If a line in the data contains "screenshot", copy it out.
######
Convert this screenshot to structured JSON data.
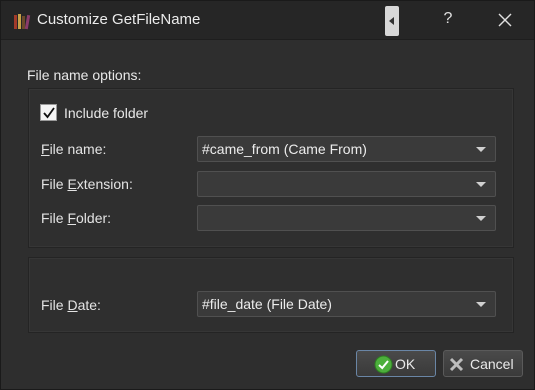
{
  "window": {
    "title": "Customize GetFileName",
    "help_glyph": "?"
  },
  "options": {
    "section_label": "File name options:",
    "include_folder": {
      "label": "Include folder",
      "checked": true
    },
    "file_name": {
      "label_pre": "",
      "label_mnemonic": "F",
      "label_post": "ile name:",
      "value": "#came_from (Came From)"
    },
    "file_extension": {
      "label_pre": "File ",
      "label_mnemonic": "E",
      "label_post": "xtension:",
      "value": ""
    },
    "file_folder": {
      "label_pre": "File ",
      "label_mnemonic": "F",
      "label_post": "older:",
      "value": ""
    }
  },
  "date": {
    "file_date": {
      "label_pre": "File ",
      "label_mnemonic": "D",
      "label_post": "ate:",
      "value": "#file_date (File Date)"
    }
  },
  "buttons": {
    "ok": "OK",
    "cancel": "Cancel"
  },
  "icons": {
    "app": "books-icon",
    "ok": "green-check-circle-icon",
    "cancel": "gray-x-icon"
  }
}
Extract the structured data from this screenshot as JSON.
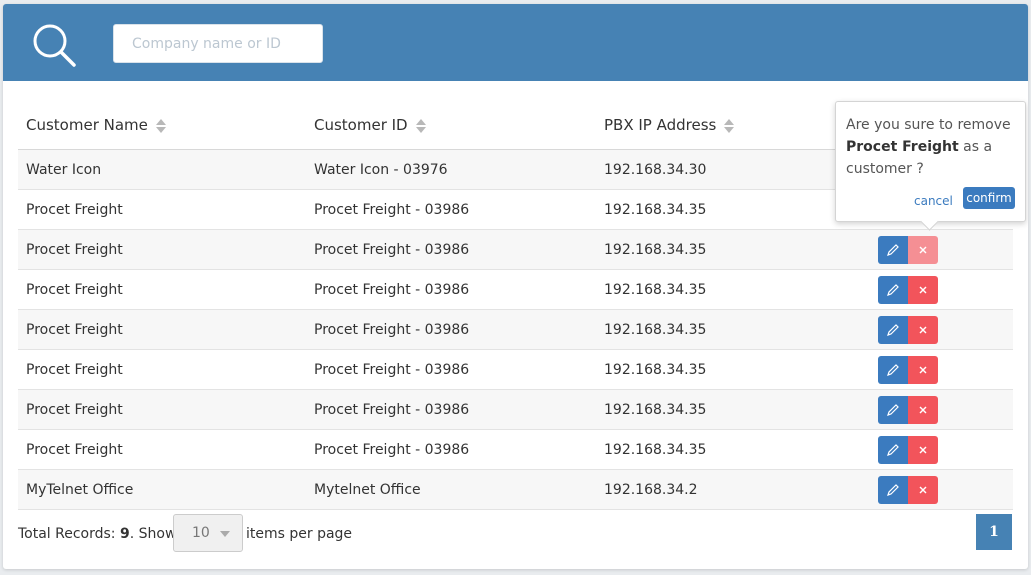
{
  "search": {
    "placeholder": "Company name or ID"
  },
  "table": {
    "columns": [
      "Customer Name",
      "Customer ID",
      "PBX IP Address"
    ],
    "rows": [
      {
        "name": "Water Icon",
        "id": "Water Icon - 03976",
        "ip": "192.168.34.30"
      },
      {
        "name": "Procet Freight",
        "id": "Procet Freight - 03986",
        "ip": "192.168.34.35"
      },
      {
        "name": "Procet Freight",
        "id": "Procet Freight - 03986",
        "ip": "192.168.34.35"
      },
      {
        "name": "Procet Freight",
        "id": "Procet Freight - 03986",
        "ip": "192.168.34.35"
      },
      {
        "name": "Procet Freight",
        "id": "Procet Freight - 03986",
        "ip": "192.168.34.35"
      },
      {
        "name": "Procet Freight",
        "id": "Procet Freight - 03986",
        "ip": "192.168.34.35"
      },
      {
        "name": "Procet Freight",
        "id": "Procet Freight - 03986",
        "ip": "192.168.34.35"
      },
      {
        "name": "Procet Freight",
        "id": "Procet Freight - 03986",
        "ip": "192.168.34.35"
      },
      {
        "name": "MyTelnet Office",
        "id": "Mytelnet Office",
        "ip": "192.168.34.2"
      }
    ]
  },
  "footer": {
    "total_label": "Total Records: ",
    "total_count": "9",
    "show_label": ".  Show",
    "per_page_value": "10",
    "per_page_label": "items per page",
    "current_page": "1"
  },
  "popover": {
    "line_prefix": "Are you sure to remove ",
    "customer": "Procet Freight",
    "line_suffix": " as a customer ?",
    "cancel_label": "cancel",
    "confirm_label": "confirm"
  },
  "icons": {
    "search": "search-icon",
    "edit": "pencil-icon",
    "delete": "close-icon",
    "sort": "sort-icon",
    "dropdown": "chevron-down-icon"
  },
  "colors": {
    "header_bg": "#4682b4",
    "edit_button": "#3b7bbf",
    "delete_button": "#f2545b"
  }
}
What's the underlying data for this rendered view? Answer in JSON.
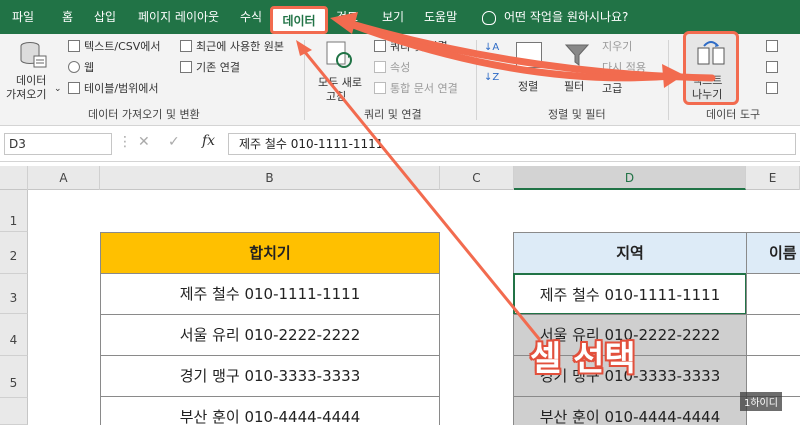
{
  "menu": {
    "tabs": [
      "파일",
      "홈",
      "삽입",
      "페이지 레이아웃",
      "수식",
      "데이터",
      "검토",
      "보기",
      "도움말"
    ],
    "active_tab": "데이터",
    "tell_me": "어떤 작업을 원하시나요?"
  },
  "ribbon": {
    "get_data_label": "데이터",
    "get_data_label2": "가져오기",
    "text_csv": "텍스트/CSV에서",
    "web": "웹",
    "table_range": "테이블/범위에서",
    "recent_sources": "최근에 사용한 원본",
    "existing_connections": "기존 연결",
    "group_get_transform": "데이터 가져오기 및 변환",
    "refresh_all": "모두 새로",
    "refresh_all2": "고침",
    "queries_connections": "쿼리 및 연결",
    "properties": "속성",
    "edit_links": "통합 문서 연결",
    "group_queries": "쿼리 및 연결",
    "sort": "정렬",
    "filter": "필터",
    "clear": "지우기",
    "reapply": "다시 적용",
    "advanced": "고급",
    "group_sort_filter": "정렬 및 필터",
    "text_to_columns": "텍스트",
    "text_to_columns2": "나누기",
    "group_data_tools": "데이터 도구"
  },
  "formula_bar": {
    "name_box": "D3",
    "fx": "fx",
    "formula": "제주 철수 010-1111-1111"
  },
  "grid": {
    "columns": [
      "A",
      "B",
      "C",
      "D",
      "E"
    ],
    "selected_column": "D",
    "rows": [
      "1",
      "2",
      "3",
      "4",
      "5"
    ],
    "header_b": "합치기",
    "header_d": "지역",
    "header_e": "이름",
    "b_values": [
      "제주 철수 010-1111-1111",
      "서울 유리 010-2222-2222",
      "경기 맹구 010-3333-3333",
      "부산 훈이 010-4444-4444"
    ],
    "d_values": [
      "제주 철수 010-1111-1111",
      "서울 유리 010-2222-2222",
      "경기 맹구 010-3333-3333",
      "부산 훈이 010-4444-4444"
    ]
  },
  "annotation": {
    "callout": "셀 선택",
    "accent": "#f26b4f"
  },
  "watermark": "1하이디",
  "colors": {
    "excel_green": "#217346",
    "header_yellow": "#ffc000",
    "header_blue": "#ddebf7"
  }
}
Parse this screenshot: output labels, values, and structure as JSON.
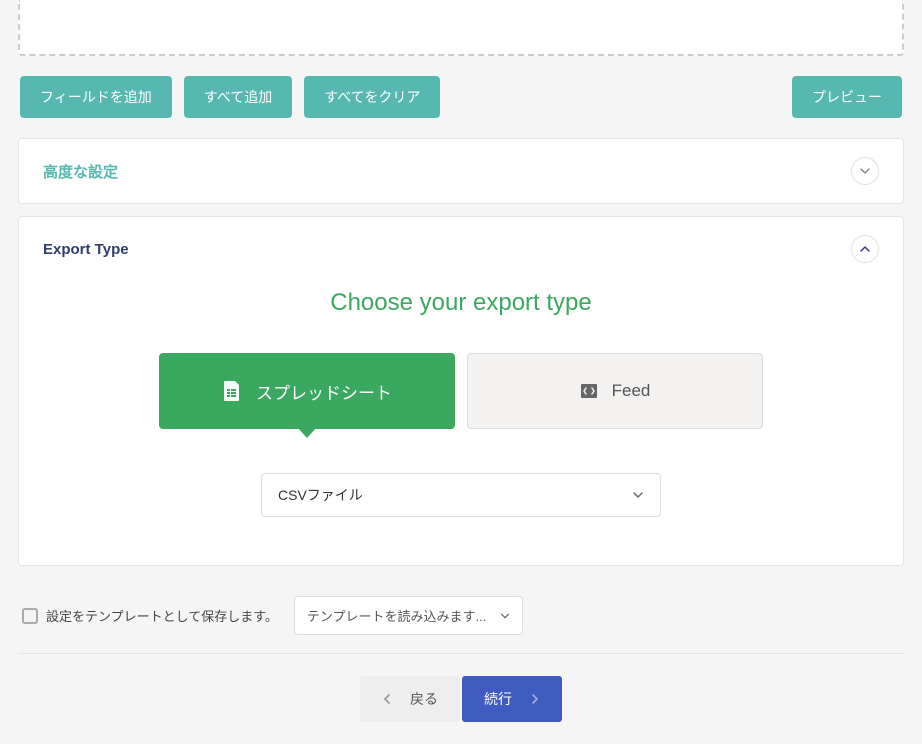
{
  "buttons": {
    "add_field": "フィールドを追加",
    "add_all": "すべて追加",
    "clear_all": "すべてをクリア",
    "preview": "プレビュー"
  },
  "advanced": {
    "title": "高度な設定"
  },
  "export": {
    "title": "Export Type",
    "choose": "Choose your export type",
    "spreadsheet": "スプレッドシート",
    "feed": "Feed",
    "select_value": "CSVファイル"
  },
  "template": {
    "save_label": "設定をテンプレートとして保存します。",
    "load_label": "テンプレートを読み込みます..."
  },
  "nav": {
    "back": "戻る",
    "next": "続行"
  }
}
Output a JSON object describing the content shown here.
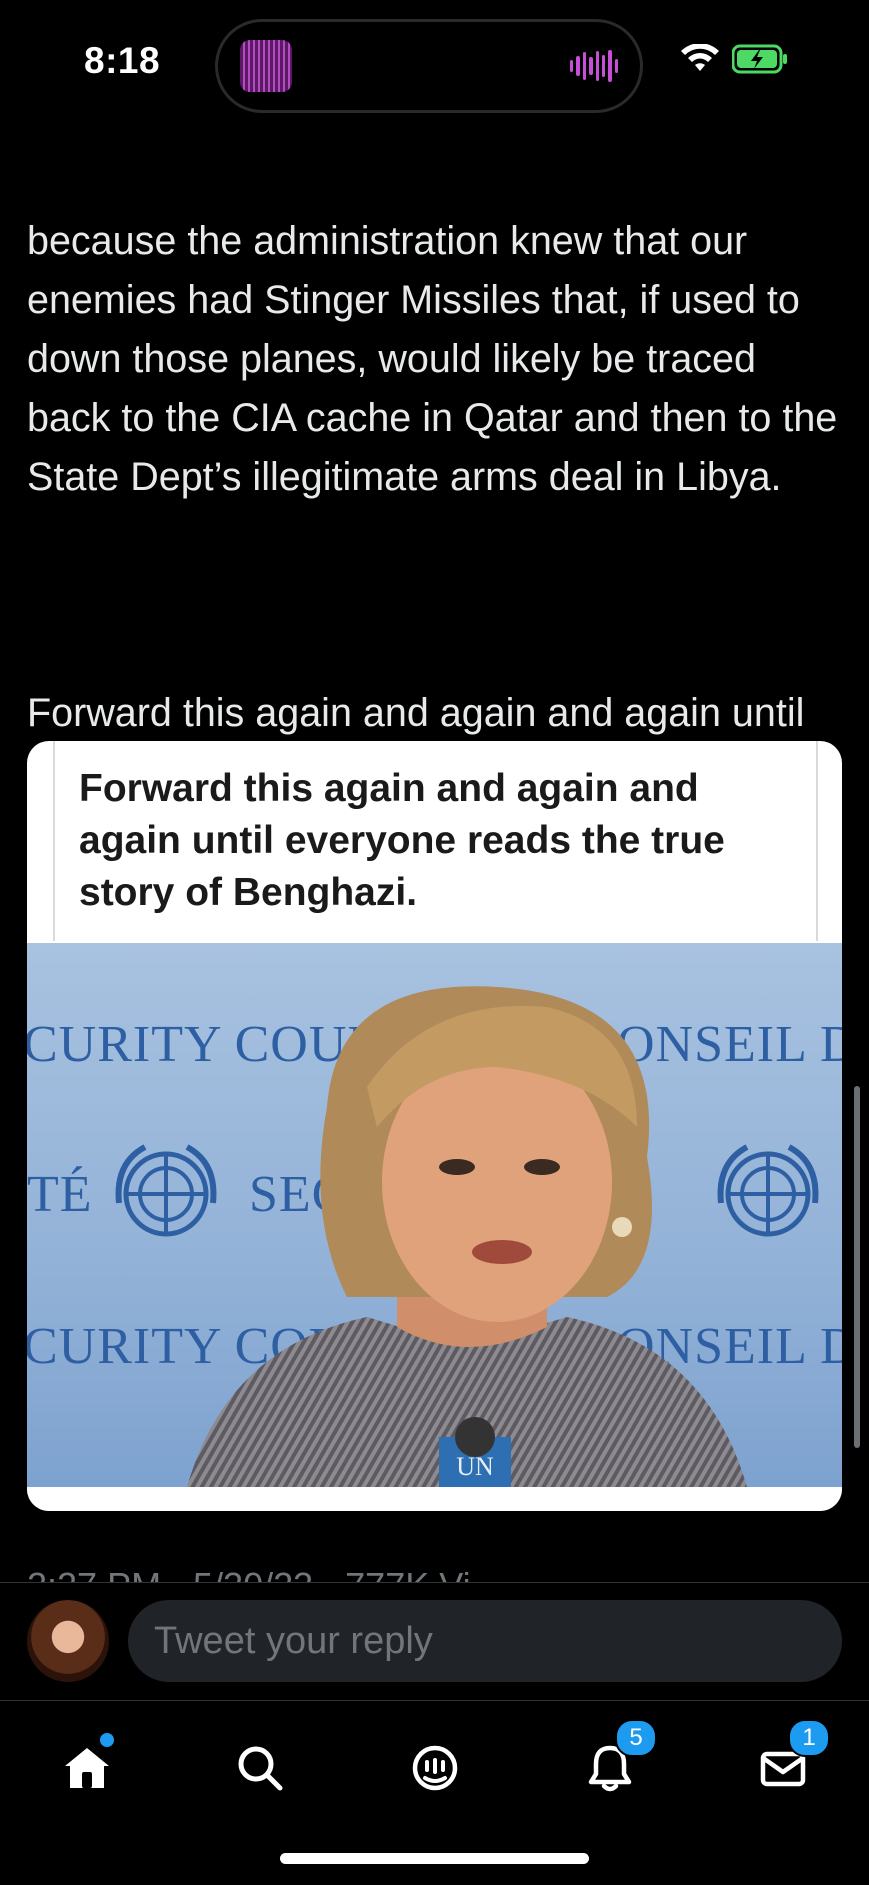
{
  "status_bar": {
    "time": "8:18"
  },
  "tweet": {
    "paragraph_1": "because the administration knew that our enemies had Stinger Missiles that, if used to down those planes, would likely be traced back to the CIA cache in Qatar and then to the State Dept’s illegitimate arms deal in Libya.",
    "paragraph_2": "Forward this again and again and again until everyone reads the true story of Benghazi.",
    "timestamp_partial": "2:27 PM · 5/30/23 · 777K Vi",
    "media": {
      "caption": "Forward this again and again and again until everyone reads the true story of Benghazi.",
      "wall_text_1": "CURITY COUNC",
      "wall_text_2": "ONSEIL DE",
      "wall_text_3": "TÉ",
      "wall_text_4": "SECU",
      "wall_text_5": "CURITY COU",
      "wall_text_6": "ONSEIL DE",
      "mic_label": "UN"
    }
  },
  "reply": {
    "placeholder": "Tweet your reply"
  },
  "tab_bar": {
    "home_icon": "home-icon",
    "search_icon": "search-icon",
    "spaces_icon": "spaces-icon",
    "notifications_icon": "bell-icon",
    "messages_icon": "mail-icon",
    "notifications_badge": "5",
    "messages_badge": "1"
  },
  "colors": {
    "background": "#000000",
    "text": "#e7e9ea",
    "accent": "#1d9bf0",
    "muted": "#71767b"
  }
}
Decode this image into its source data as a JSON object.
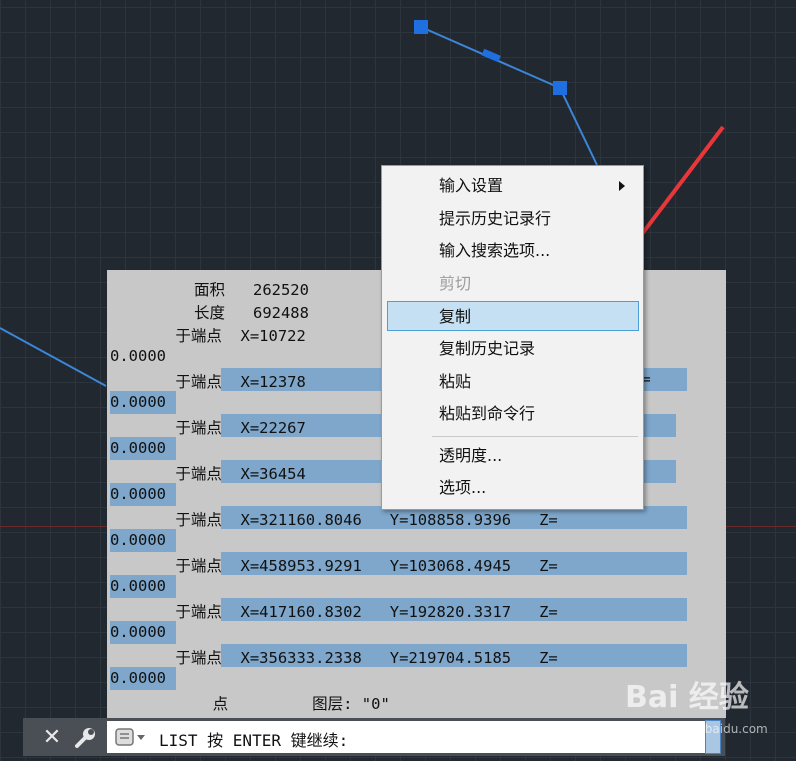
{
  "history": {
    "lines": [
      {
        "text": "         面积   262520",
        "highlight": false
      },
      {
        "text": "         长度   692488",
        "highlight": false
      },
      {
        "text": "       于端点  X=10722",
        "highlight": false
      },
      {
        "text": "0.0000",
        "highlight": false
      },
      {
        "text": "       于端点  X=12378",
        "highlight": true,
        "tail": "Z="
      },
      {
        "text": "0.0000",
        "highlight": true
      },
      {
        "text": "       于端点  X=22267",
        "highlight": true
      },
      {
        "text": "0.0000",
        "highlight": true
      },
      {
        "text": "       于端点  X=36454",
        "highlight": true
      },
      {
        "text": "0.0000",
        "highlight": true
      },
      {
        "text": "       于端点  X=321160.8046   Y=108858.9396   Z=",
        "highlight": true
      },
      {
        "text": "0.0000",
        "highlight": true
      },
      {
        "text": "       于端点  X=458953.9291   Y=103068.4945   Z=",
        "highlight": true
      },
      {
        "text": "0.0000",
        "highlight": true
      },
      {
        "text": "       于端点  X=417160.8302   Y=192820.3317   Z=",
        "highlight": true
      },
      {
        "text": "0.0000",
        "highlight": true
      },
      {
        "text": "       于端点  X=356333.2338   Y=219704.5185   Z=",
        "highlight": true
      },
      {
        "text": "0.0000",
        "highlight": true
      },
      {
        "text": "           点         图层: \"0\"",
        "highlight": false
      }
    ]
  },
  "context_menu": {
    "items": [
      {
        "label": "输入设置",
        "submenu": true
      },
      {
        "label": "提示历史记录行"
      },
      {
        "label": "输入搜索选项..."
      },
      {
        "label": "剪切",
        "disabled": true
      },
      {
        "label": "复制",
        "hover": true
      },
      {
        "label": "复制历史记录"
      },
      {
        "label": "粘贴"
      },
      {
        "label": "粘贴到命令行"
      },
      {
        "separator": true
      },
      {
        "label": "透明度..."
      },
      {
        "label": "选项..."
      }
    ]
  },
  "command_line": {
    "text": "LIST 按 ENTER 键继续:",
    "close_icon": "close-icon",
    "settings_icon": "wrench-icon",
    "recent_icon": "recent-commands-icon"
  },
  "watermark": {
    "text": "Bai 经验",
    "sub": "jingyan.baidu.com"
  },
  "colors": {
    "background": "#212830",
    "highlight": "#7ea7cb",
    "menu_hover": "#c4e0f2",
    "arrow": "#e8373a",
    "polyline": "#3b86d8"
  }
}
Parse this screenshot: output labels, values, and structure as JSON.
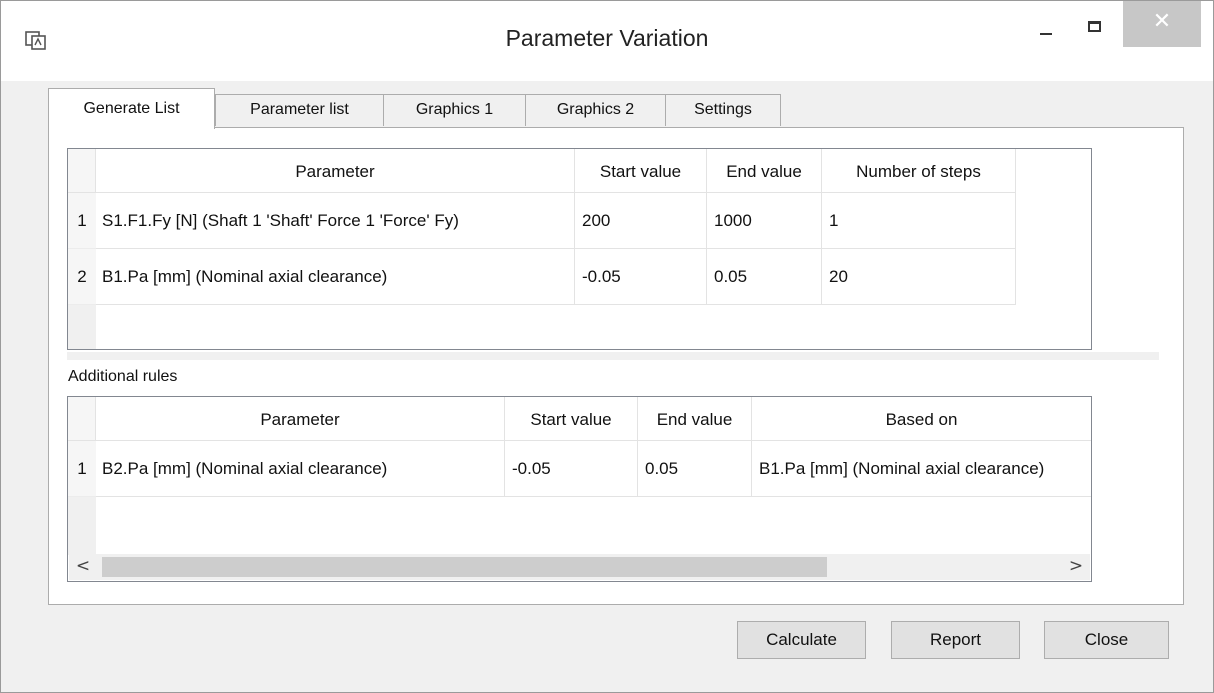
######
Your solution —
Convert this screenshot to structured JSON data.
Extract the structured data from this screenshot as JSON.
Parse this screenshot: output labels, values, and structure as JSON.
Parse this screenshot: output labels, values, and structure as JSON.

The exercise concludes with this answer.